§ **What you are asked to do**: Repeat the records below exactly, line for line.

§ **Dataset excerpts**:
□ □ □ □ □

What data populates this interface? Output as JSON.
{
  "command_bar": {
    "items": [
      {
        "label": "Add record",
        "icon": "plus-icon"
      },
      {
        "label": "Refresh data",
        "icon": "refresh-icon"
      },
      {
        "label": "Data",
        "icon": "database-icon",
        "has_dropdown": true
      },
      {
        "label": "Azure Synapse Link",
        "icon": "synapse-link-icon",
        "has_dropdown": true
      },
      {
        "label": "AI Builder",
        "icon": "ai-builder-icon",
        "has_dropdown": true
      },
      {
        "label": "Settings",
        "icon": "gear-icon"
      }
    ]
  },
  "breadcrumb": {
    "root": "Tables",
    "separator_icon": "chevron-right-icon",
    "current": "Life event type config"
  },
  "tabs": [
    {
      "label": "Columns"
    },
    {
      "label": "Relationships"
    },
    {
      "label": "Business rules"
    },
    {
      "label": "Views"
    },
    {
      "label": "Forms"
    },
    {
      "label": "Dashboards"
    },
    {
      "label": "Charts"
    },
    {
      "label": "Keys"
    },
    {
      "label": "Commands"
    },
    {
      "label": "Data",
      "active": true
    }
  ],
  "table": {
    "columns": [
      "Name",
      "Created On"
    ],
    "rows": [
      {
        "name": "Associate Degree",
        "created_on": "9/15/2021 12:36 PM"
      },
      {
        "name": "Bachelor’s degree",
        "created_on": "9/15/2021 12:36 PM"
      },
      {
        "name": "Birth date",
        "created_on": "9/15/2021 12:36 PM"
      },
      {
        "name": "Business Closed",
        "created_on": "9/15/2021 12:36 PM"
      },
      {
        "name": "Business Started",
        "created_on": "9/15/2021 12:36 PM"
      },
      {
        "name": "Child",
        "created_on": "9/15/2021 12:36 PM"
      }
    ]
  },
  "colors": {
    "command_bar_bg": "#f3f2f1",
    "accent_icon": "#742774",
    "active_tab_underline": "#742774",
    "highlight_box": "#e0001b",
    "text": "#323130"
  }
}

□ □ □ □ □

§ **Exercise result**:
What data populates this interface? Output as JSON.
{
  "command_bar": {
    "items": [
      {
        "label": "Add record",
        "icon": "plus-icon"
      },
      {
        "label": "Refresh data",
        "icon": "refresh-icon"
      },
      {
        "label": "Data",
        "icon": "database-icon",
        "has_dropdown": true
      },
      {
        "label": "Azure Synapse Link",
        "icon": "synapse-link-icon",
        "has_dropdown": true
      },
      {
        "label": "AI Builder",
        "icon": "ai-builder-icon",
        "has_dropdown": true
      },
      {
        "label": "Settings",
        "icon": "gear-icon"
      }
    ]
  },
  "breadcrumb": {
    "root": "Tables",
    "separator_icon": "chevron-right-icon",
    "current": "Life event type config"
  },
  "tabs": [
    {
      "label": "Columns"
    },
    {
      "label": "Relationships"
    },
    {
      "label": "Business rules"
    },
    {
      "label": "Views"
    },
    {
      "label": "Forms"
    },
    {
      "label": "Dashboards"
    },
    {
      "label": "Charts"
    },
    {
      "label": "Keys"
    },
    {
      "label": "Commands"
    },
    {
      "label": "Data",
      "active": true
    }
  ],
  "table": {
    "columns": [
      "Name",
      "Created On"
    ],
    "rows": [
      {
        "name": "Associate Degree",
        "created_on": "9/15/2021 12:36 PM"
      },
      {
        "name": "Bachelor’s degree",
        "created_on": "9/15/2021 12:36 PM"
      },
      {
        "name": "Birth date",
        "created_on": "9/15/2021 12:36 PM"
      },
      {
        "name": "Business Closed",
        "created_on": "9/15/2021 12:36 PM"
      },
      {
        "name": "Business Started",
        "created_on": "9/15/2021 12:36 PM"
      },
      {
        "name": "Child",
        "created_on": "9/15/2021 12:36 PM"
      }
    ]
  },
  "colors": {
    "command_bar_bg": "#f3f2f1",
    "accent_icon": "#742774",
    "active_tab_underline": "#742774",
    "highlight_box": "#e0001b",
    "text": "#323130"
  }
}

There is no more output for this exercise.